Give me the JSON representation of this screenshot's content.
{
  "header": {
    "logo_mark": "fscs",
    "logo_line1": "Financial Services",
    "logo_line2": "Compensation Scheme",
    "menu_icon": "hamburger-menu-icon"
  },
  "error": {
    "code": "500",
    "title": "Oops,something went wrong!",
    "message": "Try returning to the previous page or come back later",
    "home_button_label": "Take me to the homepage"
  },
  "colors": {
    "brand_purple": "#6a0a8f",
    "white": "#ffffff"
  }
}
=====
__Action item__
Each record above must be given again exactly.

__Your response__
Give me the JSON representation of this screenshot's content.
{
  "header": {
    "logo_mark": "fscs",
    "logo_line1": "Financial Services",
    "logo_line2": "Compensation Scheme",
    "menu_icon": "hamburger-menu-icon"
  },
  "error": {
    "code": "500",
    "title": "Oops,something went wrong!",
    "message": "Try returning to the previous page or come back later",
    "home_button_label": "Take me to the homepage"
  },
  "colors": {
    "brand_purple": "#6a0a8f",
    "white": "#ffffff"
  }
}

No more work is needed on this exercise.